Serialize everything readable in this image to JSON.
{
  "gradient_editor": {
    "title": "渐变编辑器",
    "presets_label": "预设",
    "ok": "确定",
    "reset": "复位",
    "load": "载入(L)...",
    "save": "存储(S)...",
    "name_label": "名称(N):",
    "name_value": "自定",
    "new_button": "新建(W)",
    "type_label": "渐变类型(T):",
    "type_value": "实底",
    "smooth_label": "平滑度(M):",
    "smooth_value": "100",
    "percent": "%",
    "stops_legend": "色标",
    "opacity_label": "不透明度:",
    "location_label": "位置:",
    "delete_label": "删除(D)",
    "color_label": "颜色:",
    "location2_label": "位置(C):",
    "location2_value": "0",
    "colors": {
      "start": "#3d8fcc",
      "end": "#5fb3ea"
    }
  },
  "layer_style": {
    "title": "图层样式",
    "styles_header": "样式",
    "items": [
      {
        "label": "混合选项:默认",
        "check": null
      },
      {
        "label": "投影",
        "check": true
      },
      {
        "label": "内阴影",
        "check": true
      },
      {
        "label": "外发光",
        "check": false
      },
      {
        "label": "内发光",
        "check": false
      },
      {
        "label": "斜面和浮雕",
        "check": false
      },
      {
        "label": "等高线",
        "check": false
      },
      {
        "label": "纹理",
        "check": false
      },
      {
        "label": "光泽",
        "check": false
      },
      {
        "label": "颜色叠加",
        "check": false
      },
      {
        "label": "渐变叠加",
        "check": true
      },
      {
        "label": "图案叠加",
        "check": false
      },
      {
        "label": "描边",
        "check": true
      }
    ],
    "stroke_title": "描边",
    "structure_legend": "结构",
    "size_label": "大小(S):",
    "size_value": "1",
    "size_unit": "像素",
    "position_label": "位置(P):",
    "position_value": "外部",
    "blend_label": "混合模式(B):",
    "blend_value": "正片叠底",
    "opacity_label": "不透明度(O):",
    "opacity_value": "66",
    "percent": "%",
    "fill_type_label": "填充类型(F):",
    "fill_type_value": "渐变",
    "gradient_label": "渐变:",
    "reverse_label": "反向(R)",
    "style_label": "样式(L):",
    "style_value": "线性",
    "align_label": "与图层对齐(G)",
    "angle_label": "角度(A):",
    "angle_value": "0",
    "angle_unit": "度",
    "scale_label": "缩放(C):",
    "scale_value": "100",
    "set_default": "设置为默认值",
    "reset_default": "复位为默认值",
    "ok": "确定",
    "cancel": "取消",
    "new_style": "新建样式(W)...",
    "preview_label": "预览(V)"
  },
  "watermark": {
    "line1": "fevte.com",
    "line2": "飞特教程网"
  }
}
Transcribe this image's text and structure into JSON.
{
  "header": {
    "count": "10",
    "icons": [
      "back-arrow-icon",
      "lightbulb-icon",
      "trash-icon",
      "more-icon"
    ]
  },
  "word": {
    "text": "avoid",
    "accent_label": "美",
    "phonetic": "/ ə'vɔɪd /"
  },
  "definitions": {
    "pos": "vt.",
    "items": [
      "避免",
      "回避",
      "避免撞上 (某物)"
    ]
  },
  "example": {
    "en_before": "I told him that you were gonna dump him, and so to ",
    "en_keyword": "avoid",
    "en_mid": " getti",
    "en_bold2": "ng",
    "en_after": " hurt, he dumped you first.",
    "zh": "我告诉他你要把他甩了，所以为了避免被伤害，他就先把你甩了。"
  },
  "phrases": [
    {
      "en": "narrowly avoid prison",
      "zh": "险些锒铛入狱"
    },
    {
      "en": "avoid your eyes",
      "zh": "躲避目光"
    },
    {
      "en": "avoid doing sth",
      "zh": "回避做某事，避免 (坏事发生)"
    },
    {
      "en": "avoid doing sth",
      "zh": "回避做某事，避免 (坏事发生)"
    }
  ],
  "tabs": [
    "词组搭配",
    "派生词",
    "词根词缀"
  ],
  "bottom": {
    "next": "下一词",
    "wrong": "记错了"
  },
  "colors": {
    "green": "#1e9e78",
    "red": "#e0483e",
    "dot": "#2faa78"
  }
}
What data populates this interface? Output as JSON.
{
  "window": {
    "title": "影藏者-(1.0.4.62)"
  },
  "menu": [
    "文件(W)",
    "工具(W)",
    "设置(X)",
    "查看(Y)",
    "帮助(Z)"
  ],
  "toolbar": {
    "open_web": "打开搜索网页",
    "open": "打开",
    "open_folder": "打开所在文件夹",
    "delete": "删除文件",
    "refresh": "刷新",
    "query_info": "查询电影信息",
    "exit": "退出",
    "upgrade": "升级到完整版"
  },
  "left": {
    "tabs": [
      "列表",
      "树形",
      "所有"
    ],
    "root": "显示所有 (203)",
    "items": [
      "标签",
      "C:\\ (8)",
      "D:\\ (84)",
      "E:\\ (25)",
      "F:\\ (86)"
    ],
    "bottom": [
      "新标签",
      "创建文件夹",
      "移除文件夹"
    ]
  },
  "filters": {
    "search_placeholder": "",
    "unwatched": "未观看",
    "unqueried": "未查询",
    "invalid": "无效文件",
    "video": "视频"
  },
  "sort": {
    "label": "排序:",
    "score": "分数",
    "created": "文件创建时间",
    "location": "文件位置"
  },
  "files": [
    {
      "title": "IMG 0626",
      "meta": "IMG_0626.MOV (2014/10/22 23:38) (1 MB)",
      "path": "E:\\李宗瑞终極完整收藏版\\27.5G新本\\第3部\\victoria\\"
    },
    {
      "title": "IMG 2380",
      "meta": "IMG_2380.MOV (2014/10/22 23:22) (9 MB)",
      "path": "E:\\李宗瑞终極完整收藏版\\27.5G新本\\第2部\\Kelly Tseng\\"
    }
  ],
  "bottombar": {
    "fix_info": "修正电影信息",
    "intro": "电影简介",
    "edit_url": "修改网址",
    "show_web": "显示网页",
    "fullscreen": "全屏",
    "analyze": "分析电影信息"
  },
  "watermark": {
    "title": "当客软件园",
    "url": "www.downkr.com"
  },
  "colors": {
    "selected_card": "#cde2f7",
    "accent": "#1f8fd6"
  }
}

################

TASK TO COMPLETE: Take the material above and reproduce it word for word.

RESPONSE BELOW:
Serialize everything readable in this image to JSON.
{
  "gradient_editor": {
    "title": "渐变编辑器",
    "presets_label": "预设",
    "ok": "确定",
    "reset": "复位",
    "load": "载入(L)...",
    "save": "存储(S)...",
    "name_label": "名称(N):",
    "name_value": "自定",
    "new_button": "新建(W)",
    "type_label": "渐变类型(T):",
    "type_value": "实底",
    "smooth_label": "平滑度(M):",
    "smooth_value": "100",
    "percent": "%",
    "stops_legend": "色标",
    "opacity_label": "不透明度:",
    "location_label": "位置:",
    "delete_label": "删除(D)",
    "color_label": "颜色:",
    "location2_label": "位置(C):",
    "location2_value": "0",
    "colors": {
      "start": "#3d8fcc",
      "end": "#5fb3ea"
    }
  },
  "layer_style": {
    "title": "图层样式",
    "styles_header": "样式",
    "items": [
      {
        "label": "混合选项:默认",
        "check": null
      },
      {
        "label": "投影",
        "check": true
      },
      {
        "label": "内阴影",
        "check": true
      },
      {
        "label": "外发光",
        "check": false
      },
      {
        "label": "内发光",
        "check": false
      },
      {
        "label": "斜面和浮雕",
        "check": false
      },
      {
        "label": "等高线",
        "check": false
      },
      {
        "label": "纹理",
        "check": false
      },
      {
        "label": "光泽",
        "check": false
      },
      {
        "label": "颜色叠加",
        "check": false
      },
      {
        "label": "渐变叠加",
        "check": true
      },
      {
        "label": "图案叠加",
        "check": false
      },
      {
        "label": "描边",
        "check": true
      }
    ],
    "stroke_title": "描边",
    "structure_legend": "结构",
    "size_label": "大小(S):",
    "size_value": "1",
    "size_unit": "像素",
    "position_label": "位置(P):",
    "position_value": "外部",
    "blend_label": "混合模式(B):",
    "blend_value": "正片叠底",
    "opacity_label": "不透明度(O):",
    "opacity_value": "66",
    "percent": "%",
    "fill_type_label": "填充类型(F):",
    "fill_type_value": "渐变",
    "gradient_label": "渐变:",
    "reverse_label": "反向(R)",
    "style_label": "样式(L):",
    "style_value": "线性",
    "align_label": "与图层对齐(G)",
    "angle_label": "角度(A):",
    "angle_value": "0",
    "angle_unit": "度",
    "scale_label": "缩放(C):",
    "scale_value": "100",
    "set_default": "设置为默认值",
    "reset_default": "复位为默认值",
    "ok": "确定",
    "cancel": "取消",
    "new_style": "新建样式(W)...",
    "preview_label": "预览(V)"
  },
  "watermark": {
    "line1": "fevte.com",
    "line2": "飞特教程网"
  }
}
Transcribe this image's text and structure into JSON.
{
  "header": {
    "count": "10",
    "icons": [
      "back-arrow-icon",
      "lightbulb-icon",
      "trash-icon",
      "more-icon"
    ]
  },
  "word": {
    "text": "avoid",
    "accent_label": "美",
    "phonetic": "/ ə'vɔɪd /"
  },
  "definitions": {
    "pos": "vt.",
    "items": [
      "避免",
      "回避",
      "避免撞上 (某物)"
    ]
  },
  "example": {
    "en_before": "I told him that you were gonna dump him, and so to ",
    "en_keyword": "avoid",
    "en_mid": " getti",
    "en_bold2": "ng",
    "en_after": " hurt, he dumped you first.",
    "zh": "我告诉他你要把他甩了，所以为了避免被伤害，他就先把你甩了。"
  },
  "phrases": [
    {
      "en": "narrowly avoid prison",
      "zh": "险些锒铛入狱"
    },
    {
      "en": "avoid your eyes",
      "zh": "躲避目光"
    },
    {
      "en": "avoid doing sth",
      "zh": "回避做某事，避免 (坏事发生)"
    },
    {
      "en": "avoid doing sth",
      "zh": "回避做某事，避免 (坏事发生)"
    }
  ],
  "tabs": [
    "词组搭配",
    "派生词",
    "词根词缀"
  ],
  "bottom": {
    "next": "下一词",
    "wrong": "记错了"
  },
  "colors": {
    "green": "#1e9e78",
    "red": "#e0483e",
    "dot": "#2faa78"
  }
}
What data populates this interface? Output as JSON.
{
  "window": {
    "title": "影藏者-(1.0.4.62)"
  },
  "menu": [
    "文件(W)",
    "工具(W)",
    "设置(X)",
    "查看(Y)",
    "帮助(Z)"
  ],
  "toolbar": {
    "open_web": "打开搜索网页",
    "open": "打开",
    "open_folder": "打开所在文件夹",
    "delete": "删除文件",
    "refresh": "刷新",
    "query_info": "查询电影信息",
    "exit": "退出",
    "upgrade": "升级到完整版"
  },
  "left": {
    "tabs": [
      "列表",
      "树形",
      "所有"
    ],
    "root": "显示所有 (203)",
    "items": [
      "标签",
      "C:\\ (8)",
      "D:\\ (84)",
      "E:\\ (25)",
      "F:\\ (86)"
    ],
    "bottom": [
      "新标签",
      "创建文件夹",
      "移除文件夹"
    ]
  },
  "filters": {
    "search_placeholder": "",
    "unwatched": "未观看",
    "unqueried": "未查询",
    "invalid": "无效文件",
    "video": "视频"
  },
  "sort": {
    "label": "排序:",
    "score": "分数",
    "created": "文件创建时间",
    "location": "文件位置"
  },
  "files": [
    {
      "title": "IMG 0626",
      "meta": "IMG_0626.MOV (2014/10/22 23:38) (1 MB)",
      "path": "E:\\李宗瑞终極完整收藏版\\27.5G新本\\第3部\\victoria\\"
    },
    {
      "title": "IMG 2380",
      "meta": "IMG_2380.MOV (2014/10/22 23:22) (9 MB)",
      "path": "E:\\李宗瑞终極完整收藏版\\27.5G新本\\第2部\\Kelly Tseng\\"
    }
  ],
  "bottombar": {
    "fix_info": "修正电影信息",
    "intro": "电影简介",
    "edit_url": "修改网址",
    "show_web": "显示网页",
    "fullscreen": "全屏",
    "analyze": "分析电影信息"
  },
  "watermark": {
    "title": "当客软件园",
    "url": "www.downkr.com"
  },
  "colors": {
    "selected_card": "#cde2f7",
    "accent": "#1f8fd6"
  }
}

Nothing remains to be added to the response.